*PROBLEM TO WORK ON*. Reproduce the whole of the data exactly.
Start of THE INPUT
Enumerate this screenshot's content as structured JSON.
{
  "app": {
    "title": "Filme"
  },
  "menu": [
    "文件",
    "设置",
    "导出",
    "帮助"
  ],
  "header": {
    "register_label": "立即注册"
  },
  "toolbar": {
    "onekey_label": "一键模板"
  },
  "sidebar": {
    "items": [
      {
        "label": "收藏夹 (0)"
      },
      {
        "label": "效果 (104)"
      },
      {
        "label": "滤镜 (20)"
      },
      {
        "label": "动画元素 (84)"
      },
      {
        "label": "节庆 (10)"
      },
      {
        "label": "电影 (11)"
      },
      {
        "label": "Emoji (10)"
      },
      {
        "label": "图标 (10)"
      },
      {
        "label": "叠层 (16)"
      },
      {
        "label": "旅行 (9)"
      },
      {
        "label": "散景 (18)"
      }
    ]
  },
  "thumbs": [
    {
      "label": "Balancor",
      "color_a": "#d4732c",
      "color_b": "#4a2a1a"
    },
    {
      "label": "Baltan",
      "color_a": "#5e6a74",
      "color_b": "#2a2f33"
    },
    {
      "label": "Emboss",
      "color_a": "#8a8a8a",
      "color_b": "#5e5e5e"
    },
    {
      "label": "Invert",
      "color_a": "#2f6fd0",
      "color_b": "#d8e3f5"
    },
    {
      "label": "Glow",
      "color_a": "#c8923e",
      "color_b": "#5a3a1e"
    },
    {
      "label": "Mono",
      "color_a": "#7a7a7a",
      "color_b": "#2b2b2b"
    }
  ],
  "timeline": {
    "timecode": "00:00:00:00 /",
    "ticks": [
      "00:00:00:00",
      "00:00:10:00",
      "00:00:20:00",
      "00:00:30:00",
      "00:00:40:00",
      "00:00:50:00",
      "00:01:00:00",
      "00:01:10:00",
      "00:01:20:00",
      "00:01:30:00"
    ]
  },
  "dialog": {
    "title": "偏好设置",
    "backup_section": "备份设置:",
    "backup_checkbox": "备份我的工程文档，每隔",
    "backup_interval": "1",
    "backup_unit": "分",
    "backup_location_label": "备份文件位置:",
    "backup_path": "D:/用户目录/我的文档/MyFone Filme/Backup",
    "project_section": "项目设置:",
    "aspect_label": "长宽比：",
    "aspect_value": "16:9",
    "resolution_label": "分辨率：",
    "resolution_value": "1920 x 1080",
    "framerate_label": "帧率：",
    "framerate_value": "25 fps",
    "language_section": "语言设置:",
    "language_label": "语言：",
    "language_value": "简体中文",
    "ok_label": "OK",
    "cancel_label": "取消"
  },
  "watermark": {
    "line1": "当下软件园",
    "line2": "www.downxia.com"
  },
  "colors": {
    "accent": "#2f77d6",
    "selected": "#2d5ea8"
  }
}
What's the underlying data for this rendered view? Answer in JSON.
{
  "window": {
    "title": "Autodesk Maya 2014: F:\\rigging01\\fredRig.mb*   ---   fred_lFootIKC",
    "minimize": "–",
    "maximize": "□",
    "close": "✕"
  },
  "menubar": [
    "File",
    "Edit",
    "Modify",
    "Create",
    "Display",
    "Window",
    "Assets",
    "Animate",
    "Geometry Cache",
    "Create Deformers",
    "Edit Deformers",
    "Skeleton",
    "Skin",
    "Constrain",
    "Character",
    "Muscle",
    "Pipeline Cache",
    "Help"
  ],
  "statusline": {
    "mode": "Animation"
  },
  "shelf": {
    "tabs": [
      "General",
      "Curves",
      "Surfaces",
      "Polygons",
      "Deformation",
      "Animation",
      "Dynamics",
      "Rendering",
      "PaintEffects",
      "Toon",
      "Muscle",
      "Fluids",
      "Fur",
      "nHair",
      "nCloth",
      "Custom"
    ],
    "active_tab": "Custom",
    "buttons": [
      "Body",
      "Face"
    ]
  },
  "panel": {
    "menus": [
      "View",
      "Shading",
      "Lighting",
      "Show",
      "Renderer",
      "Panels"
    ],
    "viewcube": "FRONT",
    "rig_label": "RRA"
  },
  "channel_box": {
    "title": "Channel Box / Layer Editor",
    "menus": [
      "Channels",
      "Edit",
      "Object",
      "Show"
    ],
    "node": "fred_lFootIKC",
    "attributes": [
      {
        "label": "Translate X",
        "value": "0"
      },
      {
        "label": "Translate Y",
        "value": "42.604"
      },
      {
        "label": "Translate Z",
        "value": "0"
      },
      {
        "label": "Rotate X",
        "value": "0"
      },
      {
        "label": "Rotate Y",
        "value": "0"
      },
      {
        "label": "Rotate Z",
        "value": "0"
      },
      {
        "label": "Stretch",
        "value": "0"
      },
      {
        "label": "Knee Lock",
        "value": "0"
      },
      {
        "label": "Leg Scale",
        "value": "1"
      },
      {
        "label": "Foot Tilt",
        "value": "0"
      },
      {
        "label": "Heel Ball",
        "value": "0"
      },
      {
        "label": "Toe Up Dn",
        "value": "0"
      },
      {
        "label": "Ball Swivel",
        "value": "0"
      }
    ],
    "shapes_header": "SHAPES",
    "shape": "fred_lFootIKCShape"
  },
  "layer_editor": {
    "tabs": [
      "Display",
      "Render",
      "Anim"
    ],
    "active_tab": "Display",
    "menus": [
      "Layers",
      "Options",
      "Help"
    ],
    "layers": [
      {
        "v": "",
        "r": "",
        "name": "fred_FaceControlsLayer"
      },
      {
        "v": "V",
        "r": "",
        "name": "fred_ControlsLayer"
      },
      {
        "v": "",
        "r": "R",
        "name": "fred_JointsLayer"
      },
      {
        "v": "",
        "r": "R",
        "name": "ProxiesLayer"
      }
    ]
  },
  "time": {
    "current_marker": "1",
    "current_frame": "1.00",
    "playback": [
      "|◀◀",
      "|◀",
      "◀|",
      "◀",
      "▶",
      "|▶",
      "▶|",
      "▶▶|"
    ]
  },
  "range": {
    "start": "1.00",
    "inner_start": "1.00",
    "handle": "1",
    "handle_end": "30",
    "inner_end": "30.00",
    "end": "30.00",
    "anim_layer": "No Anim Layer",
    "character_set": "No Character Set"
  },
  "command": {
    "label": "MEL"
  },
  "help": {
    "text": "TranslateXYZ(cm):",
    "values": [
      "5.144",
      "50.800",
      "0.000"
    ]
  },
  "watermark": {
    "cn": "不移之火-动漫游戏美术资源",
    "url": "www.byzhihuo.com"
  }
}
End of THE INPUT
*THE COMPLETED TASK*.
Enumerate this screenshot's content as structured JSON.
{
  "app": {
    "title": "Filme"
  },
  "menu": [
    "文件",
    "设置",
    "导出",
    "帮助"
  ],
  "header": {
    "register_label": "立即注册"
  },
  "toolbar": {
    "onekey_label": "一键模板"
  },
  "sidebar": {
    "items": [
      {
        "label": "收藏夹 (0)"
      },
      {
        "label": "效果 (104)"
      },
      {
        "label": "滤镜 (20)"
      },
      {
        "label": "动画元素 (84)"
      },
      {
        "label": "节庆 (10)"
      },
      {
        "label": "电影 (11)"
      },
      {
        "label": "Emoji (10)"
      },
      {
        "label": "图标 (10)"
      },
      {
        "label": "叠层 (16)"
      },
      {
        "label": "旅行 (9)"
      },
      {
        "label": "散景 (18)"
      }
    ]
  },
  "thumbs": [
    {
      "label": "Balancor",
      "color_a": "#d4732c",
      "color_b": "#4a2a1a"
    },
    {
      "label": "Baltan",
      "color_a": "#5e6a74",
      "color_b": "#2a2f33"
    },
    {
      "label": "Emboss",
      "color_a": "#8a8a8a",
      "color_b": "#5e5e5e"
    },
    {
      "label": "Invert",
      "color_a": "#2f6fd0",
      "color_b": "#d8e3f5"
    },
    {
      "label": "Glow",
      "color_a": "#c8923e",
      "color_b": "#5a3a1e"
    },
    {
      "label": "Mono",
      "color_a": "#7a7a7a",
      "color_b": "#2b2b2b"
    }
  ],
  "timeline": {
    "timecode": "00:00:00:00 /",
    "ticks": [
      "00:00:00:00",
      "00:00:10:00",
      "00:00:20:00",
      "00:00:30:00",
      "00:00:40:00",
      "00:00:50:00",
      "00:01:00:00",
      "00:01:10:00",
      "00:01:20:00",
      "00:01:30:00"
    ]
  },
  "dialog": {
    "title": "偏好设置",
    "backup_section": "备份设置:",
    "backup_checkbox": "备份我的工程文档，每隔",
    "backup_interval": "1",
    "backup_unit": "分",
    "backup_location_label": "备份文件位置:",
    "backup_path": "D:/用户目录/我的文档/MyFone Filme/Backup",
    "project_section": "项目设置:",
    "aspect_label": "长宽比：",
    "aspect_value": "16:9",
    "resolution_label": "分辨率：",
    "resolution_value": "1920 x 1080",
    "framerate_label": "帧率：",
    "framerate_value": "25 fps",
    "language_section": "语言设置:",
    "language_label": "语言：",
    "language_value": "简体中文",
    "ok_label": "OK",
    "cancel_label": "取消"
  },
  "watermark": {
    "line1": "当下软件园",
    "line2": "www.downxia.com"
  },
  "colors": {
    "accent": "#2f77d6",
    "selected": "#2d5ea8"
  }
}
What's the underlying data for this rendered view? Answer in JSON.
{
  "window": {
    "title": "Autodesk Maya 2014: F:\\rigging01\\fredRig.mb*   ---   fred_lFootIKC",
    "minimize": "–",
    "maximize": "□",
    "close": "✕"
  },
  "menubar": [
    "File",
    "Edit",
    "Modify",
    "Create",
    "Display",
    "Window",
    "Assets",
    "Animate",
    "Geometry Cache",
    "Create Deformers",
    "Edit Deformers",
    "Skeleton",
    "Skin",
    "Constrain",
    "Character",
    "Muscle",
    "Pipeline Cache",
    "Help"
  ],
  "statusline": {
    "mode": "Animation"
  },
  "shelf": {
    "tabs": [
      "General",
      "Curves",
      "Surfaces",
      "Polygons",
      "Deformation",
      "Animation",
      "Dynamics",
      "Rendering",
      "PaintEffects",
      "Toon",
      "Muscle",
      "Fluids",
      "Fur",
      "nHair",
      "nCloth",
      "Custom"
    ],
    "active_tab": "Custom",
    "buttons": [
      "Body",
      "Face"
    ]
  },
  "panel": {
    "menus": [
      "View",
      "Shading",
      "Lighting",
      "Show",
      "Renderer",
      "Panels"
    ],
    "viewcube": "FRONT",
    "rig_label": "RRA"
  },
  "channel_box": {
    "title": "Channel Box / Layer Editor",
    "menus": [
      "Channels",
      "Edit",
      "Object",
      "Show"
    ],
    "node": "fred_lFootIKC",
    "attributes": [
      {
        "label": "Translate X",
        "value": "0"
      },
      {
        "label": "Translate Y",
        "value": "42.604"
      },
      {
        "label": "Translate Z",
        "value": "0"
      },
      {
        "label": "Rotate X",
        "value": "0"
      },
      {
        "label": "Rotate Y",
        "value": "0"
      },
      {
        "label": "Rotate Z",
        "value": "0"
      },
      {
        "label": "Stretch",
        "value": "0"
      },
      {
        "label": "Knee Lock",
        "value": "0"
      },
      {
        "label": "Leg Scale",
        "value": "1"
      },
      {
        "label": "Foot Tilt",
        "value": "0"
      },
      {
        "label": "Heel Ball",
        "value": "0"
      },
      {
        "label": "Toe Up Dn",
        "value": "0"
      },
      {
        "label": "Ball Swivel",
        "value": "0"
      }
    ],
    "shapes_header": "SHAPES",
    "shape": "fred_lFootIKCShape"
  },
  "layer_editor": {
    "tabs": [
      "Display",
      "Render",
      "Anim"
    ],
    "active_tab": "Display",
    "menus": [
      "Layers",
      "Options",
      "Help"
    ],
    "layers": [
      {
        "v": "",
        "r": "",
        "name": "fred_FaceControlsLayer"
      },
      {
        "v": "V",
        "r": "",
        "name": "fred_ControlsLayer"
      },
      {
        "v": "",
        "r": "R",
        "name": "fred_JointsLayer"
      },
      {
        "v": "",
        "r": "R",
        "name": "ProxiesLayer"
      }
    ]
  },
  "time": {
    "current_marker": "1",
    "current_frame": "1.00",
    "playback": [
      "|◀◀",
      "|◀",
      "◀|",
      "◀",
      "▶",
      "|▶",
      "▶|",
      "▶▶|"
    ]
  },
  "range": {
    "start": "1.00",
    "inner_start": "1.00",
    "handle": "1",
    "handle_end": "30",
    "inner_end": "30.00",
    "end": "30.00",
    "anim_layer": "No Anim Layer",
    "character_set": "No Character Set"
  },
  "command": {
    "label": "MEL"
  },
  "help": {
    "text": "TranslateXYZ(cm):",
    "values": [
      "5.144",
      "50.800",
      "0.000"
    ]
  },
  "watermark": {
    "cn": "不移之火-动漫游戏美术资源",
    "url": "www.byzhihuo.com"
  }
}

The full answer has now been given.